Obviously, bullying has a major impact on wellbeing, and can cause emotional distress, workplace anxiety, depression, frustration, and the list goes on. Managing all of this as well of the challenges a disability may present can prove to be enough for a person to leave their job. In fact, further research from Scope showed that 28% of people with disabilities who had ‘fallen out of work’ said they had experienced discrimination, either from a line manager or colleague and 90% of all people with disabilities who had experienced discrimination at work, said it led to them leaving.

A good place to start in developing a plan to ensure bullying is eliminated is to review your EDI strategy and check that clear policies around harassment and bullying prevention exist, particularly around what’s considered to be ‘banter’, often considered by some to be a grey area. If they don’t, they need to be implemented.

If, like many organisations, disability is not as high on your EDI agenda as other protected characteristics- make sure it is. 90% of global corporations report being committed to diversity and inclusion efforts, but only 4% state having a disability inclusion focus[4], so make sure disability is considered equally.

Once these policies are in place, circulate them and make it abundantly clear to all staff members, at every level of seniority, that there is zero tolerance on bullying in the workplace. Also, it’s very important that the processes of making a complaint and filing a grievance are as straightforward and clear as possible and readily available to all. Having a simple and straightforward process of action is essential.

Do more for staff with disabilities!

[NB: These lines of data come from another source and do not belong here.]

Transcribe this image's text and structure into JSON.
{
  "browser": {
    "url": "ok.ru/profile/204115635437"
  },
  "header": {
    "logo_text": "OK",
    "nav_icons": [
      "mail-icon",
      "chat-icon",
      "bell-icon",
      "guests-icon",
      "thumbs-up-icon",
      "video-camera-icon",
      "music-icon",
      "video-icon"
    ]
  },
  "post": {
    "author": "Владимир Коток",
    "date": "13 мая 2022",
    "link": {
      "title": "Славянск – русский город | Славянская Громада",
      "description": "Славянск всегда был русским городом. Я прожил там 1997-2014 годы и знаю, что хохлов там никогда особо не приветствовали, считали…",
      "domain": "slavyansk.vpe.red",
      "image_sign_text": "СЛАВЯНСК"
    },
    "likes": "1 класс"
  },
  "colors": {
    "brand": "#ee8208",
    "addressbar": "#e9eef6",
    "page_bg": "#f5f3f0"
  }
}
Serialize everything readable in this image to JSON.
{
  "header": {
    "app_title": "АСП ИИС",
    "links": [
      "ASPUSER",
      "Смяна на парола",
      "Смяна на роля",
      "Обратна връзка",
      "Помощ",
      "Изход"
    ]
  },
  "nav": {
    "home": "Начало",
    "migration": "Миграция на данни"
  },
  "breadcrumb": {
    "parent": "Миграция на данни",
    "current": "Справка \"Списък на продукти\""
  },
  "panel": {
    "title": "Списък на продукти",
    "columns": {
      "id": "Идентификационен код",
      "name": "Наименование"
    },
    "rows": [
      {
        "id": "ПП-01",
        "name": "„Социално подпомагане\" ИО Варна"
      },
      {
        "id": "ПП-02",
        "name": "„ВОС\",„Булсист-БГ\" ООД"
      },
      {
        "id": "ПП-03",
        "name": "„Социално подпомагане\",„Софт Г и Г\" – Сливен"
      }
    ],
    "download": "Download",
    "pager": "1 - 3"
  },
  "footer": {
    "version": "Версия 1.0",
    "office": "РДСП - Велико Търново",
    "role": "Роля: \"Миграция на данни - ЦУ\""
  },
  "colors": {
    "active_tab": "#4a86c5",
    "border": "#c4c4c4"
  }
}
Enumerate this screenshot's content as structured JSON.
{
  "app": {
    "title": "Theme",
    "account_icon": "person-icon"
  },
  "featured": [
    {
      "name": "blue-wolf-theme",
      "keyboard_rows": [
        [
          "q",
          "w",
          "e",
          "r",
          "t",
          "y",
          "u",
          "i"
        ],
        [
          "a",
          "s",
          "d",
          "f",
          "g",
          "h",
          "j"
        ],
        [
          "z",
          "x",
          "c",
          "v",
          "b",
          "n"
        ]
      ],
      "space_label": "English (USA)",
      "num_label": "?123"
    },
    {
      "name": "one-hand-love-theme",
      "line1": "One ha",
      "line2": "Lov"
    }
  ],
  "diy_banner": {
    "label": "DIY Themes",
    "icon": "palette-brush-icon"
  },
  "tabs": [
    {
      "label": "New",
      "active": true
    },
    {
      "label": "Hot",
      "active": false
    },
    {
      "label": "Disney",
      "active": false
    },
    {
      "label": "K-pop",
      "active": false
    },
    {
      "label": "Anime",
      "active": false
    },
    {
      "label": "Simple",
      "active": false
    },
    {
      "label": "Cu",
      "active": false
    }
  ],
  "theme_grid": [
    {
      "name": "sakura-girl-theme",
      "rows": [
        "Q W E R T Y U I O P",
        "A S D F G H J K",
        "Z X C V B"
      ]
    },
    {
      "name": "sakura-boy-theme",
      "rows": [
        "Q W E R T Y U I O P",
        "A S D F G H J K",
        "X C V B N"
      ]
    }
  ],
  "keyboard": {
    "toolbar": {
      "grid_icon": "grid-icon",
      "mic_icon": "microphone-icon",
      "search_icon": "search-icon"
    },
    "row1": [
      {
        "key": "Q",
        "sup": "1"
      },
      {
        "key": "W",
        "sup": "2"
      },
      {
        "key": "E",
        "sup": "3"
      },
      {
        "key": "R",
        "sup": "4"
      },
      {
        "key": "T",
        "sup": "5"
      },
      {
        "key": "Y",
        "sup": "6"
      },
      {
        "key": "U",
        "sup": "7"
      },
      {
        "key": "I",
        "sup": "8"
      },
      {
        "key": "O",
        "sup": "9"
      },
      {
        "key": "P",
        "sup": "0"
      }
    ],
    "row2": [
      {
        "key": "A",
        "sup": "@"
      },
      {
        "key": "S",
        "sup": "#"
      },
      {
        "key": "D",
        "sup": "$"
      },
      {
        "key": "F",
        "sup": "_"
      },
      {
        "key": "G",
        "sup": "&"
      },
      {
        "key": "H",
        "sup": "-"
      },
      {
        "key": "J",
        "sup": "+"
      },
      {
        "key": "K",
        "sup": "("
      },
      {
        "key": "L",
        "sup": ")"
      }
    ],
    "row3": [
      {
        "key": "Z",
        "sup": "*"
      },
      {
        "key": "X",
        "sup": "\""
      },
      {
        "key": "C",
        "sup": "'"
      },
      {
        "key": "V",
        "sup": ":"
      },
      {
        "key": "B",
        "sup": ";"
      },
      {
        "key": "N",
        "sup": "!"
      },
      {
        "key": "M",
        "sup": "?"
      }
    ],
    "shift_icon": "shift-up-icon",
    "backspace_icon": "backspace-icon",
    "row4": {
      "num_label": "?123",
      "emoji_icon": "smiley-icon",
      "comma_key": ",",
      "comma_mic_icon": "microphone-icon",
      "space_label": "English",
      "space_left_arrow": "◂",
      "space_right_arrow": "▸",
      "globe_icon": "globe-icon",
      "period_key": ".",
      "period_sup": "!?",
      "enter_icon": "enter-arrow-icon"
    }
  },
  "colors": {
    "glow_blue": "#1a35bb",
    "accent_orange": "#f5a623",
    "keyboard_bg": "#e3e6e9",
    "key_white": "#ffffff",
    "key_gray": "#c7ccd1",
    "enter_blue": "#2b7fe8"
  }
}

The more you commit, the more inclusivity will be woven into the DNA of your company and become part of your brand. Do this by constantly raising the bar. Create disability steering groups or networks, with members from all teams, survey staff to see how inclusive the workplace really is. If you have a low number of people with disabilities working for you, ask yourself why. Network with other companies, ask about their inclusive practice, or research those in the Valuable 500 for inspiration. Improve accessibility throughout your recruitment process, audit your building, consider the accessibility of your service, your materials, messaging and gradually embed inclusion into all areas of the business, and monitor your progress.

Taking inclusivity seriously will mean that all staff begin to see disability differently, and the more positively it is perceived, the better your team will feel about asking for reasonable adjustment, about disclosing their disability, about reporting bullying. As well as seeing a vast improvement in wellbeing for staff with disabilities, you’ll soon discover that there is an abundance of benefits to becoming a more inclusive organisation.


[1] The Great Big Workplace Survey- Business Disability Forum

[2] Disabilities and Inclusion (Global and U.S. Findings) (

[3] BUPA

[4] The State of Employee Disability Engagement| Whitepaper Download (

Chris Jay
Chris Jay
Founder at Bascule Disability Training | + posts

Chris Jay is the Founder and Managing Director of the disability awareness training provider, Bascule Disability Training. Born with cerebral palsy, Chris has been a wheelchair user for over 25 years and has used his life experience of disability to provide user-led, awareness training packages and consultation services. As a speaker, author and disability inclusion advocate, Chris' career has been built around his passion for developing accessibility and inclusivity for people with disabilities.